Midsommar or midsummer

The Swedes celebrate the start of the summer, the time of the solstice, on the Friday that is closest to June 21 (ie the Friday between June 19 and 25). It is a real holiday: just like at Christmas (almost) everyone is home and almost all shops are closed. On midsommarafton or the eve of the midsummer party, the shops and museums close earlier so that everyone has time to prepare the party. Midsummer is mainly celebrated with family or friends. For many Swedes, midsummer is the start of their summer vacation.

Midsummer in Sweden

If you are in Sweden with midsummer, try to find out in advance where you can attend a traditional midsummer celebration. If you’re lucky, Swedish friends will invite you to this party. I myself was in Mora last year and happened to come by a very authentic midsummer party in one of the neighborhoods. Whoever is in Stockholm may experience the city as ’empty’. Most of them go to their summer house (or that of friends). Yet with midsummer in Stockholm you can also go to Skansen for a traditional celebration.

The maypole

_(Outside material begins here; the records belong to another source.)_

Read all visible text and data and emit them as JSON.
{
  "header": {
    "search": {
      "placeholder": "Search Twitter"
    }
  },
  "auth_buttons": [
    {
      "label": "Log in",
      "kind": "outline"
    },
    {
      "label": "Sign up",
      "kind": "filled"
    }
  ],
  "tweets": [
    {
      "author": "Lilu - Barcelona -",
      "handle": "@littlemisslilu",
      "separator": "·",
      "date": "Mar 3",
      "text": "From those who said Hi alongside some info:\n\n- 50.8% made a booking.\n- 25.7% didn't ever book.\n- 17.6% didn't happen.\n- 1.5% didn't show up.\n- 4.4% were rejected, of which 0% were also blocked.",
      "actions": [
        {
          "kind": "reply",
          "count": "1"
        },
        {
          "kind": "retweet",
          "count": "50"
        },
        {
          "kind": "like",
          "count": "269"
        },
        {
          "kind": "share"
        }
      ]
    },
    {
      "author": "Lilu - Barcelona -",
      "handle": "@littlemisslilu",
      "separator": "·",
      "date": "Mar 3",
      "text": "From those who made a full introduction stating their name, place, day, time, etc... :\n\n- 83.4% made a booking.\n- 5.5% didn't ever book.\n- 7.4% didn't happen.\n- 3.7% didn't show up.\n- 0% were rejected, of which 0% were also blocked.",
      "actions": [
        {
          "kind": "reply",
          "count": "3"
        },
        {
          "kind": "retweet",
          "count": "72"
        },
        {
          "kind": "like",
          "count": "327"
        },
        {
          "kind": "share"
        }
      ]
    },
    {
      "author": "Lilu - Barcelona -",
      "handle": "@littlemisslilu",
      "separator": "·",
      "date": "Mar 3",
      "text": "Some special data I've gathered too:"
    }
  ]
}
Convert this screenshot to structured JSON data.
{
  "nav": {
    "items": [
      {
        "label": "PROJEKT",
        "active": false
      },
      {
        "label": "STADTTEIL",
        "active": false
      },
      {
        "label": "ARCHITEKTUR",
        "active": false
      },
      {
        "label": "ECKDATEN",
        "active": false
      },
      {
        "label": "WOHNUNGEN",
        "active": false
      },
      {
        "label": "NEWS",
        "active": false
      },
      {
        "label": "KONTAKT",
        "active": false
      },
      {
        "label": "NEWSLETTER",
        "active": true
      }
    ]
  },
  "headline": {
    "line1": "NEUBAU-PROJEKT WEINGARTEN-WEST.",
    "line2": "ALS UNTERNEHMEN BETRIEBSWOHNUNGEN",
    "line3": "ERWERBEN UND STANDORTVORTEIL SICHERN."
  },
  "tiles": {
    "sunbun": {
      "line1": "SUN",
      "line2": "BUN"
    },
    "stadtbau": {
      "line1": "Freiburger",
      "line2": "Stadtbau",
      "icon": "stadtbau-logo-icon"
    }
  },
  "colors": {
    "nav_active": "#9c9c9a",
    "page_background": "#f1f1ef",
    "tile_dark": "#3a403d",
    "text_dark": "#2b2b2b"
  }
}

Under loud encouragement from the public, some strong men (and women) set up the maypole (in Swedish: midsommarstång or majstång). The May tree is a cross-shaped pole that is completely decorated with greenery and ribbons and symbolizes the fertility of the earth. The different villages / neighborhoods sometimes outdo each other with the most beautiful or largest maypole.

Små grodorna

Young and old will dance and sing around the maypole. Everyone happily participates. You soon learn the dances. The day before midsummer I had practiced the song Små grodorna on the Inlandsbanan together with some Swedish couples. A moment I will never forget! They taught me the lyrics of the song and the accompanying dance. Imagine: 9 adults who happily jump around like frogs in the aisle of the train. Memorable!

Strawberries and aquavit

Besides the maypole you can also see strawberries (or strawberry cake) popping up everywhere. The Swedes are crazy about these red fruits and eat a lot of them during midsummer. A little later in the evening the aquavit (strong drink) should not be missed. All kinds of traditional Swedish dishes are on the table (lots of vegetables but also potatoes and fish).

Just as traditional as pickled herring and potato salad is the fact that the weather is often less good. The Swedes sometimes laugh that it is just as cold on Christmas as it is on midsummer. A few years ago it was even the reverse and in certain places in the south of Sweden it was warmer at Christmas than on midsummer.